"We had no sooner listened to a good two hours of people complaining about what we were talking about cutting and being criticized by all these people and then they jump up and say we need to give this money to them," said Kemper. "I can't keep supporting non-mandated. When they run out of money, they run out of money. Then if they have to have a thirty or a sixty day lapse in it then I'm sorry that's how it's gotta be. Everybody has to learn to live within their means."
"The whole system is completely flawed," she added. "If they have spent so much more on child care, than I'm sorry. We can't keep digging into this big giant bucket full of money that we don't have. Money gone, program gone. Plain and simple."

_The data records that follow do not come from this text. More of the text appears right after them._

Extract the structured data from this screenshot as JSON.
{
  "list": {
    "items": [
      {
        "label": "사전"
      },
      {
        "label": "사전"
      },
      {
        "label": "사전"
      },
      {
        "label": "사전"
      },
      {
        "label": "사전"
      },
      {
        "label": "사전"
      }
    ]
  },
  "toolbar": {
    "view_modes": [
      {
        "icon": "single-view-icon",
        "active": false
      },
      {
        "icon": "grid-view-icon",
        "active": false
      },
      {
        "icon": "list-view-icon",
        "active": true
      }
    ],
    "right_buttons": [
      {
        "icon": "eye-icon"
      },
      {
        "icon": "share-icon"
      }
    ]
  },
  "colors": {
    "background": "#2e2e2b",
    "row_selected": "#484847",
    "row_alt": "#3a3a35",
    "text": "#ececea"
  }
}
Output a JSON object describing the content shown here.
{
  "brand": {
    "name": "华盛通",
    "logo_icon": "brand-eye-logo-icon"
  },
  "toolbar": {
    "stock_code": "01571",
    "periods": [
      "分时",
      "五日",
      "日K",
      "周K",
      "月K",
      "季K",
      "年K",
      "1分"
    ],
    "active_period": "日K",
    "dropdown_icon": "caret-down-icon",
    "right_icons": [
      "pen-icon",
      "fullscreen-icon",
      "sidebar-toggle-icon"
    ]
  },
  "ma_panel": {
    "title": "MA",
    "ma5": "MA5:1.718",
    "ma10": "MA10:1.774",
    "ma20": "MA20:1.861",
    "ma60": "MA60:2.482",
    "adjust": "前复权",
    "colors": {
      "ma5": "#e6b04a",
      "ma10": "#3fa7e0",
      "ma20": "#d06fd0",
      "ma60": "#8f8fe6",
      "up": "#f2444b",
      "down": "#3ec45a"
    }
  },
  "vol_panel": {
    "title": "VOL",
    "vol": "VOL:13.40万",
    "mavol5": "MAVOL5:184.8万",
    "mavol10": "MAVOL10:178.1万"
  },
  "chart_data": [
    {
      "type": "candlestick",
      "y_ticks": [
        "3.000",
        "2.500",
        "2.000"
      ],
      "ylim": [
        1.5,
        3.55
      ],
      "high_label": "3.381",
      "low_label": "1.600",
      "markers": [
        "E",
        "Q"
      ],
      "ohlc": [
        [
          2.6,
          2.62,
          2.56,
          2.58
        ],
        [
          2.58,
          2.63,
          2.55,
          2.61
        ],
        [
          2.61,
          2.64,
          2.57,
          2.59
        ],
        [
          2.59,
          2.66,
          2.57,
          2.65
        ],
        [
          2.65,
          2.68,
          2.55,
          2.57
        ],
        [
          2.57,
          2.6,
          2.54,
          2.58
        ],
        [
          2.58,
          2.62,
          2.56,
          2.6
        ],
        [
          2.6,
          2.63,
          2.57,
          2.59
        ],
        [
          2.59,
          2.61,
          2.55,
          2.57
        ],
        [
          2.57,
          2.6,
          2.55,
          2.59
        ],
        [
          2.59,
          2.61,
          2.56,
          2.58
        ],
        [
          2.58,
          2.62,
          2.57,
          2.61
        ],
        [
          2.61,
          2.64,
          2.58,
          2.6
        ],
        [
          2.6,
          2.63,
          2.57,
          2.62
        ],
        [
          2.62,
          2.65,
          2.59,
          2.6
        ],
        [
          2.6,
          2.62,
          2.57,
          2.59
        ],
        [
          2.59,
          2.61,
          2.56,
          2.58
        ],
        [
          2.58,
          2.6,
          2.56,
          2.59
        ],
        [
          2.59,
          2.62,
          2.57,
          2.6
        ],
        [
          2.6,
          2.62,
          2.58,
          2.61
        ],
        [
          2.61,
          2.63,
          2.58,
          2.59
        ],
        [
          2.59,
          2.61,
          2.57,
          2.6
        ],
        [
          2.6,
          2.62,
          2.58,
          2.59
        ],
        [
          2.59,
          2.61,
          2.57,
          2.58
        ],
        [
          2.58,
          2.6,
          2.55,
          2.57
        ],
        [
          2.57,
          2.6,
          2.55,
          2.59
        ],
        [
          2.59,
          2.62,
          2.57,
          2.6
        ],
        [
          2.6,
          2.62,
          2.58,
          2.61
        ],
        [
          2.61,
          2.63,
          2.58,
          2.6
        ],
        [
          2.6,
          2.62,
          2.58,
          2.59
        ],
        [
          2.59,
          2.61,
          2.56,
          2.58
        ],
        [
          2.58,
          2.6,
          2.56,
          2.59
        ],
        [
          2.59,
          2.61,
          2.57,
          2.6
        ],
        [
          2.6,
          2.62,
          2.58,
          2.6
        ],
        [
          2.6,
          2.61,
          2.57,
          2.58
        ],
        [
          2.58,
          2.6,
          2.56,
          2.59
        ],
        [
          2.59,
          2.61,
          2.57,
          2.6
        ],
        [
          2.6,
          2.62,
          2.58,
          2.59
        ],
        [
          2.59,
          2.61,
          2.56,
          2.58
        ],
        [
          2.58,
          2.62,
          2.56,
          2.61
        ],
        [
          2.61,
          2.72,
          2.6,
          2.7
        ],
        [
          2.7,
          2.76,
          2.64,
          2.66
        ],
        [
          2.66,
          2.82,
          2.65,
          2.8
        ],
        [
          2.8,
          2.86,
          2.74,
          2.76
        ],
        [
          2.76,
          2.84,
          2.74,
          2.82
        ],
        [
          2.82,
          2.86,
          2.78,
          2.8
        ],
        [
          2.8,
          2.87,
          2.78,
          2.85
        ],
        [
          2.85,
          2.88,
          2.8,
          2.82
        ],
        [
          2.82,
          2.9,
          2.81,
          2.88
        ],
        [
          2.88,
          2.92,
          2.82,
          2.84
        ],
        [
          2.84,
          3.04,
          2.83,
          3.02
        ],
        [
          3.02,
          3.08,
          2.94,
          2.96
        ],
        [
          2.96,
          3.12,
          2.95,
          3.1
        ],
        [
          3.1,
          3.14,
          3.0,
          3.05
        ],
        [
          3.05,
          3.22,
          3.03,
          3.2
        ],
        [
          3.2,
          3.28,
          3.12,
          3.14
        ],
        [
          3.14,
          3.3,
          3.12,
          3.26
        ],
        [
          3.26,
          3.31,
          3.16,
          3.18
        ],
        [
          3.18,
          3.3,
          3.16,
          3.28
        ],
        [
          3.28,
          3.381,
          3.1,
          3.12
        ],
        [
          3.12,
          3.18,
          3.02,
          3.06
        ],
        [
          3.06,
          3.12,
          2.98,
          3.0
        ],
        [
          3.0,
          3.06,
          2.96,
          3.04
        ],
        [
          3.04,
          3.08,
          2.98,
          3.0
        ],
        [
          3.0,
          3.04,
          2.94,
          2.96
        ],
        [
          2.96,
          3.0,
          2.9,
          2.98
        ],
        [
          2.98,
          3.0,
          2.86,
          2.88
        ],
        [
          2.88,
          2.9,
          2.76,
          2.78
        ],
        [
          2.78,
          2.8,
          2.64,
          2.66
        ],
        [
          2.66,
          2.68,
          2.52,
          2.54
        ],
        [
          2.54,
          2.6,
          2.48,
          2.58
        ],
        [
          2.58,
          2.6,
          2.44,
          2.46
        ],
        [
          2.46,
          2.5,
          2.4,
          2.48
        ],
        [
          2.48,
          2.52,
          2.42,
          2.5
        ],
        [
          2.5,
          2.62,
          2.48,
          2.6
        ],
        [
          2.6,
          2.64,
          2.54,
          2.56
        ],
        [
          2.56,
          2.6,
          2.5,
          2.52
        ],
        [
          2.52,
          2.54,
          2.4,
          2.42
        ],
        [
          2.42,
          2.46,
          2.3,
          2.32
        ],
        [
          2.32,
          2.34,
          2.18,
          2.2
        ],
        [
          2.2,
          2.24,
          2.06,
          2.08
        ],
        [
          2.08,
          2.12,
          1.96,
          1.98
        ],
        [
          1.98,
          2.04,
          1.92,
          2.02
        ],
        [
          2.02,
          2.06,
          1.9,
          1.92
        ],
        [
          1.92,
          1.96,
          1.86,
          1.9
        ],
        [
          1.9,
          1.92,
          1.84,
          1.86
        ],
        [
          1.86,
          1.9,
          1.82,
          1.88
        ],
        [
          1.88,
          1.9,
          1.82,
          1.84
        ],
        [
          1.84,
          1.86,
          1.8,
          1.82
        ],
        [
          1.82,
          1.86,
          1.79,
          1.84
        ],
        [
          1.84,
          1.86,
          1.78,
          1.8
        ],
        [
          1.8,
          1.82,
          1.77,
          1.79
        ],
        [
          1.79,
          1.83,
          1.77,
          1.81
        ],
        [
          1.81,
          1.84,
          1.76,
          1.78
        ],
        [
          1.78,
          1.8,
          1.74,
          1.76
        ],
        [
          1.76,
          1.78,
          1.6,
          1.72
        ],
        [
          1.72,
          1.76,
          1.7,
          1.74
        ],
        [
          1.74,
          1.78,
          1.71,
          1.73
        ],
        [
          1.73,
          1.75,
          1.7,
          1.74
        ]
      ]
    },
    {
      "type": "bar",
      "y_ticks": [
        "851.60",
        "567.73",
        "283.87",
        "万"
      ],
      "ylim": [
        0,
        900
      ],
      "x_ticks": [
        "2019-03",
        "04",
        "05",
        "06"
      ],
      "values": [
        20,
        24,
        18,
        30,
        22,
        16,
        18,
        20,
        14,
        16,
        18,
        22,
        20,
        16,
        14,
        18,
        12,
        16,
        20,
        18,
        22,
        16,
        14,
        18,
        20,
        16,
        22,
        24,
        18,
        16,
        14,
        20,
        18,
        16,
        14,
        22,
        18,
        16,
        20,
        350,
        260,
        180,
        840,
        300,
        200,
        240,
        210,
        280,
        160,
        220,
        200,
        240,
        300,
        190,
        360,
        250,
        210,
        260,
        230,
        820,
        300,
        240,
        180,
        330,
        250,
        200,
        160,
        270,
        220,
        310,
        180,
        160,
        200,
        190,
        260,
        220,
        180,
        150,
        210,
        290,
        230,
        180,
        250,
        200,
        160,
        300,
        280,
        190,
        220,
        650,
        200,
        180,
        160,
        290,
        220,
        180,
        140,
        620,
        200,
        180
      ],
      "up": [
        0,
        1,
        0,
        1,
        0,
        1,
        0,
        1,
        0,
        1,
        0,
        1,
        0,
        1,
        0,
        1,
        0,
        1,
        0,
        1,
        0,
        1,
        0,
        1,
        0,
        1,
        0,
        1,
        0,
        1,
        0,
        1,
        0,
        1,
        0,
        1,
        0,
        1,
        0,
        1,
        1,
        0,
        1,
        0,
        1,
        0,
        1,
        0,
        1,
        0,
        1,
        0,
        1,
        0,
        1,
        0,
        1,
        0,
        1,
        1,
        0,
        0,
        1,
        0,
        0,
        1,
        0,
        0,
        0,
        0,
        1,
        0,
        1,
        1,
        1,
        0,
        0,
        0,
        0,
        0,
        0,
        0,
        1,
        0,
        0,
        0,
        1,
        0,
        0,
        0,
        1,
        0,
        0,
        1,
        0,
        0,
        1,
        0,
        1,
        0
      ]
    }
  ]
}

Still, others advocated for the resolution, arguing that it's depended on by struggling families who are working and trying desperately to get ahead.
"If we don't fund this now, we're going to put a lot of people in the position of having to find day care on short notice," said Gloversville Supervisor Richard Ottalagano.
"If you can keep one person off the rolls ...," said Johnstown Supervisor John Callery.
Gloversville Supervisor Michael Rooney agreed, saying "There's a return on this investment."
The bigger issue for several of those voting "no" on Monday, was whether the programs should continue to exist at all. Though child care for working families is federally supported, with money designated specifically for that program, participation in it is at the discretion of the counties and some were definitely supportive of the suggestion that Fulton County opt-out.
"I think it sends a message if we don't take that money," said DiGiacomo.
"We are being forced to make very difficult decisions every single day," said Kemper. "We are being forced to make choices between necessary services and the mandates that we're being forced to pay, and until the state gives us mandate relief, than that's what we have to look at. These people need to be notified that they are no longer getting all these extras."
"If we don't take this then someone else will," argued Johnstown Supervisor Michael Kinowski on Monday. "Yeah, we don't have to fund it, but it's helping people who are working and trying to support a family."
According to Cooper, the $75,000 was transferred from various other accounts in the social services budget to accommodate for the shortfall and the money will be reimbursed when the next state allocation is received in the spring.